PROBLEM TO WORK ON: Within the records below, repeat each line exactly but keep every picture out of the copy.

----------

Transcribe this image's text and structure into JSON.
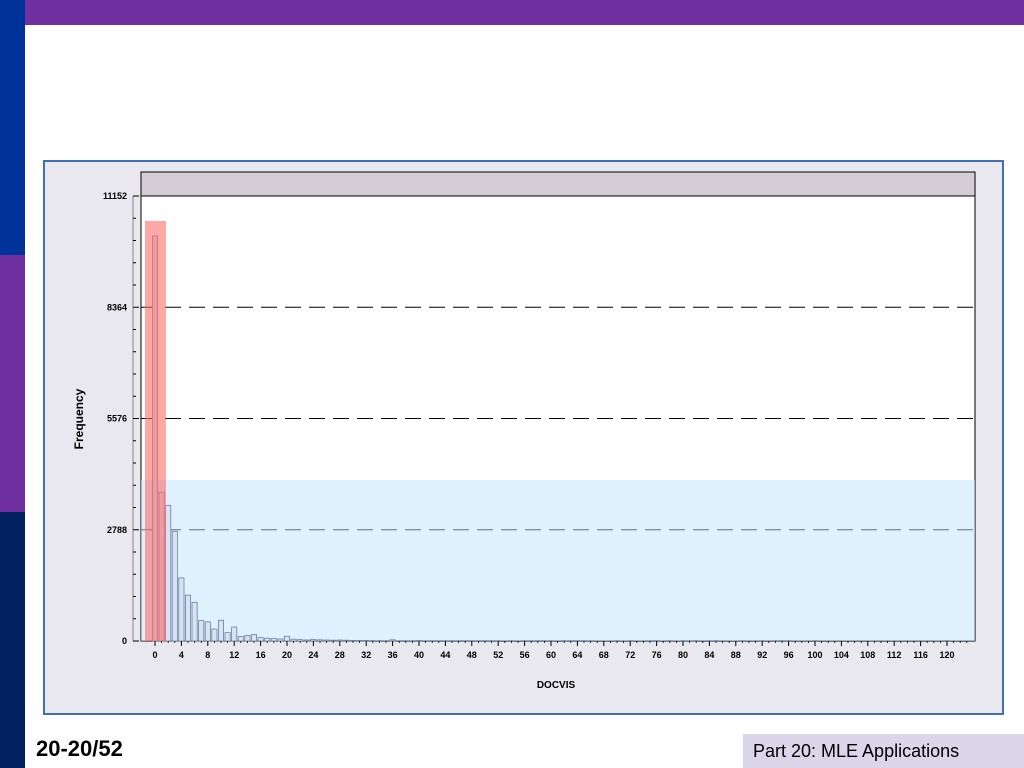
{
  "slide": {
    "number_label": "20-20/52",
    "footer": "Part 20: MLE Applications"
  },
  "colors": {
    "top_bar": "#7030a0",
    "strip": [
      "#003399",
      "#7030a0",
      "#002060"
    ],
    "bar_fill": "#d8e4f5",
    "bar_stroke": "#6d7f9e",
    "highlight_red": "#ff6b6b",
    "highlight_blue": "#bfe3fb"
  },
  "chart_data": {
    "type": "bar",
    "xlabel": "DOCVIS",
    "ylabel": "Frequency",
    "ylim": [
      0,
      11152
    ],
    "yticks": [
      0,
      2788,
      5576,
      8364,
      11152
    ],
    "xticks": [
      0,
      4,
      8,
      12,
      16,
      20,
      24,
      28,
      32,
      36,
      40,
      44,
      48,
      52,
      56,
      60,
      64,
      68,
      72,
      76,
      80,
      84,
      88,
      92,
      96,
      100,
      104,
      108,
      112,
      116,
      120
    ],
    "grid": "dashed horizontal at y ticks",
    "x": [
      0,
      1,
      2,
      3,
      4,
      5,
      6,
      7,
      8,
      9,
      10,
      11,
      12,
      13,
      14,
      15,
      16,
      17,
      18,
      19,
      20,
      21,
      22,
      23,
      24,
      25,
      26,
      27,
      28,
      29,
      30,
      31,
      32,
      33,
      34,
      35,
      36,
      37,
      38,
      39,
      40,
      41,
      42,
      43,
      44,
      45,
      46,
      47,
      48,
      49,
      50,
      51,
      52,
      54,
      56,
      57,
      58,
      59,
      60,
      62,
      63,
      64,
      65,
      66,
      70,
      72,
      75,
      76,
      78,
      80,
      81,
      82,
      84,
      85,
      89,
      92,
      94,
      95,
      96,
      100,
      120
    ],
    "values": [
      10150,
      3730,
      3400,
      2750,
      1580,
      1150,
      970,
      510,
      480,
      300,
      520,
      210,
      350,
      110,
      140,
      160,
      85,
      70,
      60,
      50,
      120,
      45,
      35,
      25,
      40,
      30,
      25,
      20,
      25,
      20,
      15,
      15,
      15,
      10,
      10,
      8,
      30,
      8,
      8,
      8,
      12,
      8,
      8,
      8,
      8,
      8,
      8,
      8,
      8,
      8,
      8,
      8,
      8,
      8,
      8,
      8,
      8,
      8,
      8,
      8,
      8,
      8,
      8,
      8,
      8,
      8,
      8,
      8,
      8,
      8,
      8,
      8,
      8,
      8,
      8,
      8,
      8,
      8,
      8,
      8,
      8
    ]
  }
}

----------

EXERCISE ANSWER:
Transcribe this image's text and structure into JSON.
{
  "slide": {
    "number_label": "20-20/52",
    "footer": "Part 20: MLE Applications"
  },
  "colors": {
    "top_bar": "#7030a0",
    "strip": [
      "#003399",
      "#7030a0",
      "#002060"
    ],
    "bar_fill": "#d8e4f5",
    "bar_stroke": "#6d7f9e",
    "highlight_red": "#ff6b6b",
    "highlight_blue": "#bfe3fb"
  },
  "chart_data": {
    "type": "bar",
    "xlabel": "DOCVIS",
    "ylabel": "Frequency",
    "ylim": [
      0,
      11152
    ],
    "yticks": [
      0,
      2788,
      5576,
      8364,
      11152
    ],
    "xticks": [
      0,
      4,
      8,
      12,
      16,
      20,
      24,
      28,
      32,
      36,
      40,
      44,
      48,
      52,
      56,
      60,
      64,
      68,
      72,
      76,
      80,
      84,
      88,
      92,
      96,
      100,
      104,
      108,
      112,
      116,
      120
    ],
    "grid": "dashed horizontal at y ticks",
    "x": [
      0,
      1,
      2,
      3,
      4,
      5,
      6,
      7,
      8,
      9,
      10,
      11,
      12,
      13,
      14,
      15,
      16,
      17,
      18,
      19,
      20,
      21,
      22,
      23,
      24,
      25,
      26,
      27,
      28,
      29,
      30,
      31,
      32,
      33,
      34,
      35,
      36,
      37,
      38,
      39,
      40,
      41,
      42,
      43,
      44,
      45,
      46,
      47,
      48,
      49,
      50,
      51,
      52,
      54,
      56,
      57,
      58,
      59,
      60,
      62,
      63,
      64,
      65,
      66,
      70,
      72,
      75,
      76,
      78,
      80,
      81,
      82,
      84,
      85,
      89,
      92,
      94,
      95,
      96,
      100,
      120
    ],
    "values": [
      10150,
      3730,
      3400,
      2750,
      1580,
      1150,
      970,
      510,
      480,
      300,
      520,
      210,
      350,
      110,
      140,
      160,
      85,
      70,
      60,
      50,
      120,
      45,
      35,
      25,
      40,
      30,
      25,
      20,
      25,
      20,
      15,
      15,
      15,
      10,
      10,
      8,
      30,
      8,
      8,
      8,
      12,
      8,
      8,
      8,
      8,
      8,
      8,
      8,
      8,
      8,
      8,
      8,
      8,
      8,
      8,
      8,
      8,
      8,
      8,
      8,
      8,
      8,
      8,
      8,
      8,
      8,
      8,
      8,
      8,
      8,
      8,
      8,
      8,
      8,
      8,
      8,
      8,
      8,
      8,
      8,
      8
    ]
  }
}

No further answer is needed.